Meet a Fellow Heartlander: Maureen Johnson
By Margaret Hentz
Like a lot of indexers, Maureen’s path to indexing was a winding road. After obtaining a B.S. in microbiology, her career started in a R&D laboratory for a company that made immunodiagnostic tests (rapid strep tests, home pregnancy tests, etc.). The stock market crash of the late 1980s sent her to the unemployment line. After a few months, Maureen found herself employed in a job she really didn’t enjoy and she began thinking about writing.
Technical writing seemed a good fit for her interests and she went to graduate school and obtained a M.S. in Scientific and Technical Communication. She spent a few years as a full-time technical writer; after her son was born, she continued to work part-time as a freelance writer. When her daughter was born, she transferred from Minneapolis to Cleveland, Ohio. Since this transfer was to a state where she knew no one and had no work contacts (a bigger obstacle in those pre-Internet years), Maureen focused on raising her children and adapting to a new environment. By the time her children were through grade school, she decided it was time to get back into the job market. Indexing was something she knew about from her technical writing days, and it seemed to be a great fit for her skills and lifestyle.
Known professionally as MoJo’s Indexing Service, Maureen currently indexes mostly textbooks with an occasional trade book thrown in for variety. She prefers to work in the health and biological sciences, since they are a good match with her educational background, but she has indexed all sorts of subjects from accounting to zoology. Last year, she worked on a series of books for the construction trades that covered everything from electrical wiring to welding. This past month, her project list included books on world politics, health insurance, nursing, criminal justice, and a title on the history of the Maine Medical Center.
When Maureen noticed that more and more of her kids’ high school textbooks were available online, she became concerned about where the textbook industry is heading and how best to position herself to be marketable. She started researching publishing trends, trying to decide which professional development activities would be mostly likely to provide a return on her investment. She started listening to Early and Associates’ webinars on content management, took Heather Hedden’s taxonomy course through Simmons College, and read Hedden’s The Accidental Taxonomist. Each of these she recommends highly to other indexers looking to broaden their skills.
Maureen also stumbled upon information about Joshua Tallent’s e-book publishing business, eBook Architects. Since he seemed to be interested in including indexes in e-books, she emailed him with a general question. He called her on the phone, and by the end of the conversation they had arranged an informal partnership.

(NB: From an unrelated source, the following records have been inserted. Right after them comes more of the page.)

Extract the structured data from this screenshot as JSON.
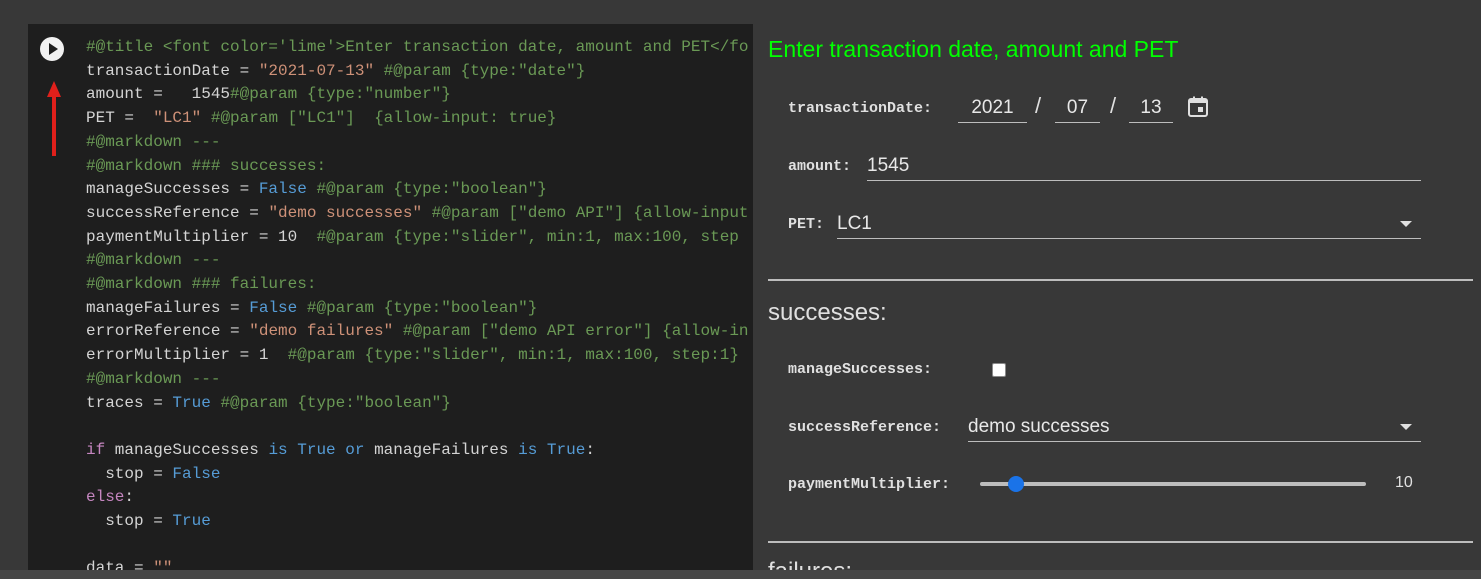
{
  "code": [
    [
      [
        "cm",
        "#@title <font color='lime'>Enter transaction date, amount and PET</fo"
      ]
    ],
    [
      [
        "",
        "transactionDate = "
      ],
      [
        "st",
        "\"2021-07-13\""
      ],
      [
        "",
        " "
      ],
      [
        "cm",
        "#@param {type:\"date\"}"
      ]
    ],
    [
      [
        "",
        "amount =   1545"
      ],
      [
        "cm",
        "#@param {type:\"number\"}"
      ]
    ],
    [
      [
        "",
        "PET =  "
      ],
      [
        "st",
        "\"LC1\""
      ],
      [
        "",
        " "
      ],
      [
        "cm",
        "#@param [\"LC1\"]  {allow-input: true}"
      ]
    ],
    [
      [
        "cm",
        "#@markdown ---"
      ]
    ],
    [
      [
        "cm",
        "#@markdown ### successes:"
      ]
    ],
    [
      [
        "",
        "manageSuccesses = "
      ],
      [
        "kw",
        "False"
      ],
      [
        "",
        " "
      ],
      [
        "cm",
        "#@param {type:\"boolean\"}"
      ]
    ],
    [
      [
        "",
        "successReference = "
      ],
      [
        "st",
        "\"demo successes\""
      ],
      [
        "",
        " "
      ],
      [
        "cm",
        "#@param [\"demo API\"] {allow-input"
      ]
    ],
    [
      [
        "",
        "paymentMultiplier = 10  "
      ],
      [
        "cm",
        "#@param {type:\"slider\", min:1, max:100, step"
      ]
    ],
    [
      [
        "cm",
        "#@markdown ---"
      ]
    ],
    [
      [
        "cm",
        "#@markdown ### failures:"
      ]
    ],
    [
      [
        "",
        "manageFailures = "
      ],
      [
        "kw",
        "False"
      ],
      [
        "",
        " "
      ],
      [
        "cm",
        "#@param {type:\"boolean\"}"
      ]
    ],
    [
      [
        "",
        "errorReference = "
      ],
      [
        "st",
        "\"demo failures\""
      ],
      [
        "",
        " "
      ],
      [
        "cm",
        "#@param [\"demo API error\"] {allow-in"
      ]
    ],
    [
      [
        "",
        "errorMultiplier = 1  "
      ],
      [
        "cm",
        "#@param {type:\"slider\", min:1, max:100, step:1}"
      ]
    ],
    [
      [
        "cm",
        "#@markdown ---"
      ]
    ],
    [
      [
        "",
        "traces = "
      ],
      [
        "kw",
        "True"
      ],
      [
        "",
        " "
      ],
      [
        "cm",
        "#@param {type:\"boolean\"}"
      ]
    ],
    [],
    [
      [
        "ctl",
        "if"
      ],
      [
        "",
        " manageSuccesses "
      ],
      [
        "kw",
        "is"
      ],
      [
        "",
        " "
      ],
      [
        "kw",
        "True"
      ],
      [
        "",
        " "
      ],
      [
        "kw",
        "or"
      ],
      [
        "",
        " manageFailures "
      ],
      [
        "kw",
        "is"
      ],
      [
        "",
        " "
      ],
      [
        "kw",
        "True"
      ],
      [
        "",
        ":"
      ]
    ],
    [
      [
        "",
        "  stop = "
      ],
      [
        "kw",
        "False"
      ]
    ],
    [
      [
        "ctl",
        "else"
      ],
      [
        "",
        ":"
      ]
    ],
    [
      [
        "",
        "  stop = "
      ],
      [
        "kw",
        "True"
      ]
    ],
    [],
    [
      [
        "",
        "data = "
      ],
      [
        "st",
        "\"\""
      ]
    ]
  ],
  "form": {
    "title": "Enter transaction date, amount and PET",
    "transaction_date": {
      "label": "transactionDate:",
      "year": "2021",
      "month": "07",
      "day": "13",
      "separator": "/"
    },
    "amount": {
      "label": "amount:",
      "value": "1545"
    },
    "pet": {
      "label": "PET:",
      "value": "LC1"
    },
    "successes_heading": "successes:",
    "manage_successes": {
      "label": "manageSuccesses:",
      "checked": false
    },
    "success_reference": {
      "label": "successReference:",
      "value": "demo successes"
    },
    "payment_multiplier": {
      "label": "paymentMultiplier:",
      "value": "10",
      "min": 1,
      "max": 100,
      "current": 10
    },
    "failures_heading": "failures:"
  },
  "colors": {
    "title": "#00ff00",
    "slider": "#1a73e8",
    "arrow": "#e0201b"
  }
}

“He lists me on his website as a source for indexes for his e-books,” Maureen explained recently. “I give him a small finders fee for projects that come through him. At this point, my indexing for e-books is standard book indexing. I create the index from a formatted, paged PDF file. I send it as a Word file to the author for review and formatting. The author sends it to Joshua who codes links to the ‘pages’ from my index. The final product is not exact, due to different page display on different devices, but it gets the reader in the general direction.” So far, Maureen has done about ten of these indexes for Joshua and other self-publishers. The e-book authors she’s worked with can’t imagine not including an index.
To Maureen, the biggest reward for indexing is the ability to control her own schedule and work around her role as a parent. She loves the fact that she’s never had to miss a school function, she’s been able to help in the classroom, and she’s easily managed to take care of sick kids when necessary. She can toss in a load of laundry, put dinner in the oven and still work on a deadline. Having that flexibility, as well as the freedom to develop her career in the directions she chooses, make her feel very fortunate.
When she’s not indexing, Maureen enjoys spending time with her wonderful husband, two children, dog and cat. She loves to do many things including kayaking, hiking in the Cuyahoga Valley National Park, gardening, cooking, and learning to play classical guitar. She used to read for pleasure but since she is now reading all day when indexing that seems to have fallen off her list of things she wants to do in her free time.
Maureen has written an excellent article on “Why Your EBook Needs an Index”; it appears on Joshua Tallent’s eBook Architects website here. More about MoJo's Indexing Service at http://mojosindexing.com/ .
© 2011 by Heartland Chapter of ASI. All rights reserved.